So, after years of waiting, I suddenly found myself with two publishers vying for my work! Pushkin is a prestigious publisher of classics and choice new fiction, and & Other Stories is an exciting new venture you should do a piece about! I was lucky in that both accepted my choice of translator, Buenos Aires-based, England-born Ian Barnett, who’s been living in Argentina for ages now, is an avid reader of Argentine fiction and has been wanting to do my stuff since he first read ‘Las islas’ back in 1998. His translations of me are ‘in collaboration with the author’ although my role is actually less to collaborate than to drive him crazy. With ‘An Open Secret’ we were using the ‘comments’ option and towards the end I thought of looking at the numbers and we had reached comment 1,500! But it’s a dream situation: to have the same translator for all my books, one who is open (or resigned) to all suggestions, who is obsessive, devoted and, to top it all, a good friend.
I’m personally very excited to get my hands on both of Carlos’s forthcoming books, which we’ll definitely review here. (And maybe include in Read This Next?)
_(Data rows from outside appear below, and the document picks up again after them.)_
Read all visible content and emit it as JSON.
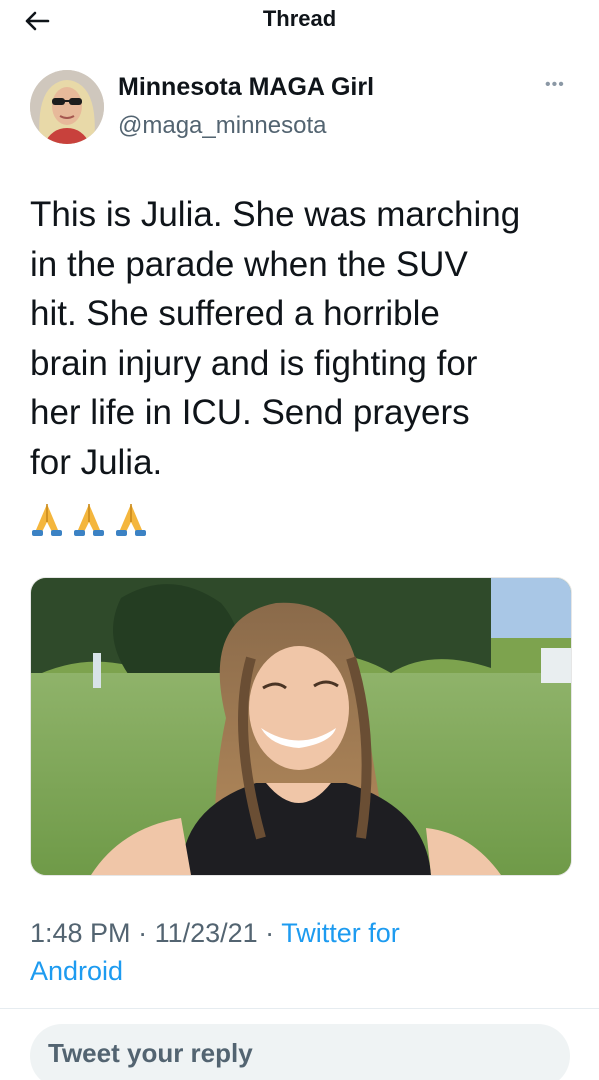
{
  "header": {
    "title": "Thread"
  },
  "author": {
    "display_name": "Minnesota MAGA Girl",
    "handle": "@maga_minnesota"
  },
  "tweet": {
    "text": "This is Julia. She was marching\nin the parade when the SUV\nhit. She suffered a horrible\nbrain injury and is fighting for\nher life in ICU. Send prayers\nfor Julia.",
    "emojis": "🙏🙏🙏"
  },
  "meta": {
    "time": "1:48 PM",
    "sep1": " · ",
    "date": "11/23/21",
    "sep2": " · ",
    "source_line1": "Twitter for",
    "source_line2": "Android"
  },
  "reply": {
    "placeholder": "Tweet your reply"
  },
  "colors": {
    "link": "#1d9bf0",
    "muted": "#536471",
    "text": "#0f1419"
  },
  "icons": {
    "back": "back-arrow-icon",
    "more": "more-options-icon",
    "prayer": "folded-hands-icon"
  }
}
We know so very little; so little that what we think to be knowledge is hardly worth reckoning with at all; instead we ought to settle for being pleasantly surprised if, on the edge of things, against all expectations, our. . .
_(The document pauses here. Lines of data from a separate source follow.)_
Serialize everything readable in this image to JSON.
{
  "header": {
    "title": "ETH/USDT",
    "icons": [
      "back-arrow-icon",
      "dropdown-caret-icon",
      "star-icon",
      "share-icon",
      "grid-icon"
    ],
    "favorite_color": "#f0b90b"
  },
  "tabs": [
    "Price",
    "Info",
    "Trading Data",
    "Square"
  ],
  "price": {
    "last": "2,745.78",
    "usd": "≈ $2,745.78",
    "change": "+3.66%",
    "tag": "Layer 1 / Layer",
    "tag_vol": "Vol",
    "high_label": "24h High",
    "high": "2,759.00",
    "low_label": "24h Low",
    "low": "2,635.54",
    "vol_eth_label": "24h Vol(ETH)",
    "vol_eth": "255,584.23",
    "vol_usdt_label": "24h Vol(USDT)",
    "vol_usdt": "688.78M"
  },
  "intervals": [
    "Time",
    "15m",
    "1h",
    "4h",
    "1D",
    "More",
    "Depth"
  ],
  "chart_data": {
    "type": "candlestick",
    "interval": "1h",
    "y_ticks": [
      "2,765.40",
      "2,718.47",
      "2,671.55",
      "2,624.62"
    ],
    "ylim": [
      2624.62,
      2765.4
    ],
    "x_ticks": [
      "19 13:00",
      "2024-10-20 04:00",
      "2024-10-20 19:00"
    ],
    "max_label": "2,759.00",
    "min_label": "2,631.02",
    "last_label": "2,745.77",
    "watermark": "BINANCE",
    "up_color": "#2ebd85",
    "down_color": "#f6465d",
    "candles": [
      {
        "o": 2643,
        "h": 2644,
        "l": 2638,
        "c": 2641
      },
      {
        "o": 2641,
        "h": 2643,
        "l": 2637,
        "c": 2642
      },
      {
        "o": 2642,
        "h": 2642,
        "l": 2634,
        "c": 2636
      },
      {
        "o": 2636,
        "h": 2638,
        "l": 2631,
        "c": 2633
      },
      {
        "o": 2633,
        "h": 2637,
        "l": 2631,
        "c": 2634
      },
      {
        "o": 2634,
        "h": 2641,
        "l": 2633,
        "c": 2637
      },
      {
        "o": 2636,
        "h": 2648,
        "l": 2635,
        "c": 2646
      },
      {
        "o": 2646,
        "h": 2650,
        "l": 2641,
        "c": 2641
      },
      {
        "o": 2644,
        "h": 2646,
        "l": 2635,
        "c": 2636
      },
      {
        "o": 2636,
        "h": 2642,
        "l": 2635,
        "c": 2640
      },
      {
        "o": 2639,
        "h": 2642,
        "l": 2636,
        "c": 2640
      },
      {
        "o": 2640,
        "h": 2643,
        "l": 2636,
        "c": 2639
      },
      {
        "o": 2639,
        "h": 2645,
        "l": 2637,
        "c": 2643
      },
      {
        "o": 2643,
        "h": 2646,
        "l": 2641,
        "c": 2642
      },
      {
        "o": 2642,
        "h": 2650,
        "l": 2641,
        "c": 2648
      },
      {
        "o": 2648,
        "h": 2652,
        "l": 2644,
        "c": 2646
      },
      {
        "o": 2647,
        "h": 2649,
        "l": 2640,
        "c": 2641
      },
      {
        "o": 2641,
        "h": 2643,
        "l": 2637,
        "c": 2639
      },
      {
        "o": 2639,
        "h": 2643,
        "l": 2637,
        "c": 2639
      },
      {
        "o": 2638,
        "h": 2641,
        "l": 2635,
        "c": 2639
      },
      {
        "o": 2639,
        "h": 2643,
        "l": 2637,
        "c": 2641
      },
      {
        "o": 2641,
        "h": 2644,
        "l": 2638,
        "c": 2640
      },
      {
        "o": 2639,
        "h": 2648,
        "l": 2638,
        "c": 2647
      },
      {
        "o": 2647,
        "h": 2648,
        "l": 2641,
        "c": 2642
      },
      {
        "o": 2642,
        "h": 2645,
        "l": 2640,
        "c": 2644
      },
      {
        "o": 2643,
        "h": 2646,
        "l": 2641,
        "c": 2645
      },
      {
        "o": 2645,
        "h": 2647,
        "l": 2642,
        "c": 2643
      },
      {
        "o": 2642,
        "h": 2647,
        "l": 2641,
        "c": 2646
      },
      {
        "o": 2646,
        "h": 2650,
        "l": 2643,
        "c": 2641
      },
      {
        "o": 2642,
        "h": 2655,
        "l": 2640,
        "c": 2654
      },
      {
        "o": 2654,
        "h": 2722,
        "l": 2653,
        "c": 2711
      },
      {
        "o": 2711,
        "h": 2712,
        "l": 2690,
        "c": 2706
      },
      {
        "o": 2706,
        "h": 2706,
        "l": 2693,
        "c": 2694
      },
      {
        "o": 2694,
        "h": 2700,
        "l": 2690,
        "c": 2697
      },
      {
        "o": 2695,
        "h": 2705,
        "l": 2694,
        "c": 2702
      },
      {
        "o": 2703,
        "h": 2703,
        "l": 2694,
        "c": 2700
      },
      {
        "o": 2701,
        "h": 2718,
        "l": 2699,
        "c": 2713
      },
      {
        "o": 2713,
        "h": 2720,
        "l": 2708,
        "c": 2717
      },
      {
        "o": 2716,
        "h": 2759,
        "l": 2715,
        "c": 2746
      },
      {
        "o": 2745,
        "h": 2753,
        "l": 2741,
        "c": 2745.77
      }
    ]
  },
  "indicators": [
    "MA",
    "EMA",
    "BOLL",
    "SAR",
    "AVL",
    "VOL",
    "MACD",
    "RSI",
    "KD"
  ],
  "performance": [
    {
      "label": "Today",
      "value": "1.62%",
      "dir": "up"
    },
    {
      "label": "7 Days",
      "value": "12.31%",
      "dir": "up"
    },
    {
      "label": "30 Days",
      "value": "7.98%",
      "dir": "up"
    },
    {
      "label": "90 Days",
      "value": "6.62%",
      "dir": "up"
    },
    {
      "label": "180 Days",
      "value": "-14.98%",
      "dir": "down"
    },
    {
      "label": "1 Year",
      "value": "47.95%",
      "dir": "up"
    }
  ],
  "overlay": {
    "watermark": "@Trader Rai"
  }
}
Many of Virginie Despentes’s books revolve around the same central idea: “To be born a woman [is] the worst fate in practically every society.” But this message is nearly always packaged in easy-to-read books that fill you with the pleasure. . .
Ilja Leonard Pfeijffer’s La Superba is appropriately titled after the Italian city of Genoa, where, after escaping the pressures of fame in his own country, the semi-autobiographical narrator finds himself cataloguing the experiences of its mesmerizing inhabitants with the intention. . .
It took reading 44 pages of Intervenir/Intervene before I began to get a sense of what Dolores Dorantes and Rodrigo Flores Sánchez were up to. Recurring throughout these 44 pages—throughout the entire book—are shovels, shovel smacks to the face, lobelias—aha!. . .
As presaged by its title, contradiction is the theme of Peter Stamm’s novel, All Days Are Night. Gillian, a well-known television personality, remains unknowable to herself. And Hubert, a frustrated artist and Gillian’s lover, creates art through the process of. . .
It’s a rare and wonderful book that begins and ends with violence and humor. At the start of Etgar Keret’s The Seven Good Years, Keret is in a hospital waiting for the birth of his first child while nurses, in. . .
Last year, Han Kang’s The Vegetarian was an unexpected critical hit. Now, it’s just been published in the U.S. and has already received a great deal of positive critical attention. The Vegetarian was a bold book to attempt as an. . .